Not likely as a flood loss is not covered under a standard property policy and the National Flood Insurance Program does not provide Business Interruption coverage for a flood loss. There are companies that may sell flood insurance but it is in the private market not through the Federal Flood Program.
Probably not. As you can probably imagine, there has been a great deal of litigation surrounding B.I. coverage and claims given hurricane activity over the past 5 years. Some of the case law in Florida says your prospective business plans cannot be speculative. In other words you would have had to have detailed plans for the new venture to make a claim. Bank loans lined up, a detailed pro- forma, signed leases or a contract signed with building construction started are examples of what may be necessary to get you beyond the speculative bar that has been established.
This is a situation that comes up quite often. The answer and success of your claim may be different depending on how courts have ruled on this issue in the various States where the loss occurred. We have seen cases that go both ways. I am not surprised an insurance company would take the position that there is no B.I. to the motel operation since it had no physical damages. Even though the cause was a covered peril and both buildings were listed on the policy. Loss of market to the motel due to the fire at the restaurant will probably be the basis for the insurance company’s denial.
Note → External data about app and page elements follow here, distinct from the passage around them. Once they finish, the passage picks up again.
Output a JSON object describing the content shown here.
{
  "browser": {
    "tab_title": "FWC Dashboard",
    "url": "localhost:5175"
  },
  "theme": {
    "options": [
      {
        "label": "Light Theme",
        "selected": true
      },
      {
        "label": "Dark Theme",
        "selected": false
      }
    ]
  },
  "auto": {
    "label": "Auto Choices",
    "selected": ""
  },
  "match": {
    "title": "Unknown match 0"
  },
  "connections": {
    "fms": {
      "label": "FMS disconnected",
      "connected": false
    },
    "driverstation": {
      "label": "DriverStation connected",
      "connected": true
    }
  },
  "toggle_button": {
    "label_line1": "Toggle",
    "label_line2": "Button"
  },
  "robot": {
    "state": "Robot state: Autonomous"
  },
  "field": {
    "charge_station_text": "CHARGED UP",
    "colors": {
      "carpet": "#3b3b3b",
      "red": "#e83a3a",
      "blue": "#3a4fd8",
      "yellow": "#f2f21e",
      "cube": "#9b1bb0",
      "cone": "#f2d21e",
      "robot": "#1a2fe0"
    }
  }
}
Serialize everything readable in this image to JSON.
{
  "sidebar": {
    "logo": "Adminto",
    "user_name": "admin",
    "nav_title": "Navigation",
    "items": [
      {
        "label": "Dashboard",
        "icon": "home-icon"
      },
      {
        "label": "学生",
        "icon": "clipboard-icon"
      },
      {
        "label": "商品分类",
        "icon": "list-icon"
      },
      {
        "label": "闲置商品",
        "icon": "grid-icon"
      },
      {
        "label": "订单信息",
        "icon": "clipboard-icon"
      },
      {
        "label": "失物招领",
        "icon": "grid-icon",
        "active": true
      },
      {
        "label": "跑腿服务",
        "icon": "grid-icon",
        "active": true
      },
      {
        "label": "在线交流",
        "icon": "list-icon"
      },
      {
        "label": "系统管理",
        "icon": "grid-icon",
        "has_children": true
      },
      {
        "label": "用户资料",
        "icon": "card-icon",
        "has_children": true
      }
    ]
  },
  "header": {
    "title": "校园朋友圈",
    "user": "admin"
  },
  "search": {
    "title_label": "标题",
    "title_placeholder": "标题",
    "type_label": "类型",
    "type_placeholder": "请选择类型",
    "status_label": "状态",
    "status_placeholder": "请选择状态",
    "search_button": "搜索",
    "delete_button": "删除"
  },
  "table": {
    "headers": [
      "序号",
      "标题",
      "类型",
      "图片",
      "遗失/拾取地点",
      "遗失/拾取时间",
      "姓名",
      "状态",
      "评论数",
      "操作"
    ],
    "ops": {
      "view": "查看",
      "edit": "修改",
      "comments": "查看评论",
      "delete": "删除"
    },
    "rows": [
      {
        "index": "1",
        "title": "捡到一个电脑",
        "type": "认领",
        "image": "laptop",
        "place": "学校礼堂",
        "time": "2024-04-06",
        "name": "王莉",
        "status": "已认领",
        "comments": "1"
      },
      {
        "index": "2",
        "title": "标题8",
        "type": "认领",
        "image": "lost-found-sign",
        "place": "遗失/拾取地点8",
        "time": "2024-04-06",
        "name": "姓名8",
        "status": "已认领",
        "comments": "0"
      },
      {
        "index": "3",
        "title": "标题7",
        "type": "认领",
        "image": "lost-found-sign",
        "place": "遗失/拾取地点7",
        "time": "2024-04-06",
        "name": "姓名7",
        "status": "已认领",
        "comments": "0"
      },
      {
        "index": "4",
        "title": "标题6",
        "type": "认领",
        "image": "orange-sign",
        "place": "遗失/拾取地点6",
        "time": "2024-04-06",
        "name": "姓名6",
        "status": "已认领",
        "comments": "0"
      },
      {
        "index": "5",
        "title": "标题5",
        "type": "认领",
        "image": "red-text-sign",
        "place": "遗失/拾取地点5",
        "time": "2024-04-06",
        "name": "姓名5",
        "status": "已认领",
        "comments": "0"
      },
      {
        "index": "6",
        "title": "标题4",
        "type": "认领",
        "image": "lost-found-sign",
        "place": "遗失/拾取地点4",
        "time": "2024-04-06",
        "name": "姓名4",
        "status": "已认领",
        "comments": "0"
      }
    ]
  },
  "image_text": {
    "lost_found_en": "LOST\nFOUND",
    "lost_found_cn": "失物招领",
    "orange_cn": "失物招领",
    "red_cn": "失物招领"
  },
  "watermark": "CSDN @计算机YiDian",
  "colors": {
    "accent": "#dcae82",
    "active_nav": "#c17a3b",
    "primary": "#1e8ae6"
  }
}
Our experience is that business interruption claims are generally the last part of a claim to be settled just by the nature and complexity of these losses. Most insurance adjusters for the insurance company will get instructions to hire outside forensic accountants whose practice is representing insurance companies on B.I. claims. You can be expected to be presented with a document request from these folks for all your financial records, tax returns, profit and loss statements as well as any reports required to be filed to State Departments for sales tax, etc. As there is a great deal of subjectivity in the means and methods of preparing a business interruption claim, you should not rely on the insurance company’s outside experts but get your own claim prepared and evaluated fairly. Business interruption is far too complex not to have someone on your side.